Record your local wildlife
Has organising a BioBlitz given you a taste for wildlife recording? Then there are lots of ways you can take part! The more you do, the more you learn and, discovering new and exciting species starts to get really addictive!
Here’s a few ways to get started.
Go on an identification course
Lots of organisations run short courses on how to identify different species groups from bees to butterflies and moths to mosses. Whether you want to boost your general ID repertoire or specialise in a particular group there are some great courses out there aimed at both the professional ecologist and amateur naturalist. Here are some ideas of who may be providing courses near you:
Specialise in a taxonomic group
As a ‘generalist’ amateur naturalist you get to know a little about a lot of different species – which is fantastic! Specialising in a particular group that fascinates you brings a whole other level of interest and value as you find yourself being able to identify and record species that generalists struggle with.
You could start with the easier groups with more visible, easily distinguished species such as birds, butterflies or bumblebees. Lots of people record these groups so you might want to give yourself a challenge and specialise in less recorded groups like beetles, flies and spiders. The more obscure and less well recorded the group the more valuable each individual record becomes!
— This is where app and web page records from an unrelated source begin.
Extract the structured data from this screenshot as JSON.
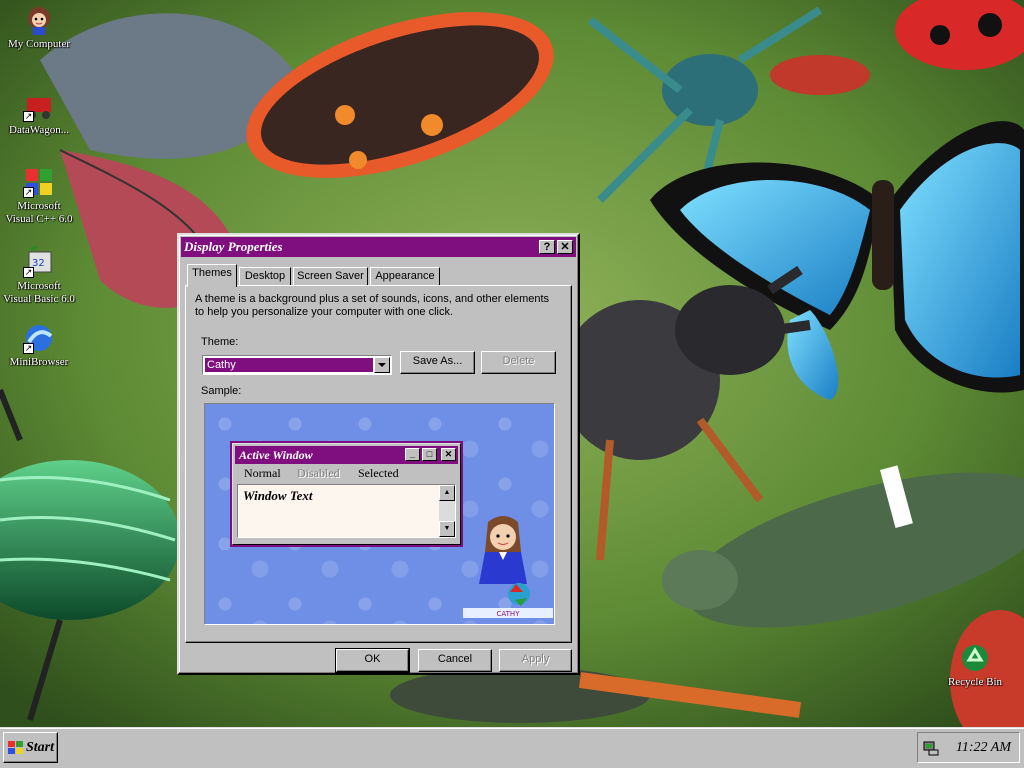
{
  "desktop": {
    "icons": [
      {
        "label": "My Computer",
        "icon": "cartoon-girl-icon"
      },
      {
        "label": "DataWagon...",
        "icon": "red-wagon-icon"
      },
      {
        "label": "Microsoft\nVisual C++ 6.0",
        "icon": "visual-cpp-icon"
      },
      {
        "label": "Microsoft\nVisual Basic 6.0",
        "icon": "visual-basic-icon"
      },
      {
        "label": "MiniBrowser",
        "icon": "globe-swirl-icon"
      },
      {
        "label": "Recycle Bin",
        "icon": "recycle-icon"
      }
    ]
  },
  "dialog": {
    "title": "Display Properties",
    "help_label": "?",
    "close_label": "✕",
    "tabs": [
      "Themes",
      "Desktop",
      "Screen Saver",
      "Appearance"
    ],
    "active_tab": "Themes",
    "description": "A theme is a background plus a set of sounds, icons, and other elements to help you personalize your computer with one click.",
    "theme_label": "Theme:",
    "theme_value": "Cathy",
    "save_as_label": "Save As...",
    "delete_label": "Delete",
    "sample_label": "Sample:",
    "preview": {
      "title": "Active Window",
      "min_label": "_",
      "max_label": "□",
      "close_label": "✕",
      "menu_normal": "Normal",
      "menu_disabled": "Disabled",
      "menu_selected": "Selected",
      "window_text": "Window Text",
      "mascot_caption": "CATHY"
    },
    "ok_label": "OK",
    "cancel_label": "Cancel",
    "apply_label": "Apply"
  },
  "taskbar": {
    "start_label": "Start",
    "clock": "11:22 AM"
  },
  "colors": {
    "accent": "#7f0f7f",
    "face": "#c0c0c0",
    "sample_bg": "#6f8fe6"
  }
}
You can teach yourself from books and the internet, learn from a fellow naturalist or join a specialist course. The Field Studies council run a Biodiversity Fellowship training recorders to identify some of the more obscure groups.
Join a local wildlife group or society
There are lots of local groups and national societies across the country that do wildlife recording in a big way.
The Natural History Museum have a list of “Nature Groups Near You” and most of these national specialist societies have local representation as well.
- Amateur Entomologists’ Society
- Amphibian and Reptile Groups UK
- Bat Conservation Trust
- Bees, Wasps and Ants Recording Society
- British Arachnological Society
- British Bryological Society
- British Entomological and Natural History Society
- British Dragonfly Society
- British Lichen Society
- British Marine Life Study Society
- British Mycological Society
- British Myriapod and Isopod Group
- British Naturalists Society
- British Trust for Ornithology
- Botanical Society of the British Isles
- Butterfly Conservation
- Conchological Society of Great Britain and Ireland
- Dipterists Forum
- Earthworm Society of Britain
- Mammal Society
- The Wild Flower Society
Take part in a Citizen Science project
There are loads of specific citizen science projects that need your wildlife records. Download iNaturalist and take part in City Nature Challenge, Help Bumblebee Conservation Trust by becoming a BeeWatcher or download the PlantTracker app to help weed out invasive plant species – to name but a few!
We have a full list of projects on our ‘Become a Citizen Scientist‘ page – find out how you can take part!
Avon Wildlife Trust
Bath & North East Somerset Council
BBC Natural History Unit
Bristol City Council
Bristol Zoo Gardens
University of Bath
University of Bristol
University of the West of England
Wildfowl and Wetlands Trust
The Natural History Consortium is a charitable collaboration between these member organisations.
Engaging people with the natural world through collaborative action. Reg Charity 1123432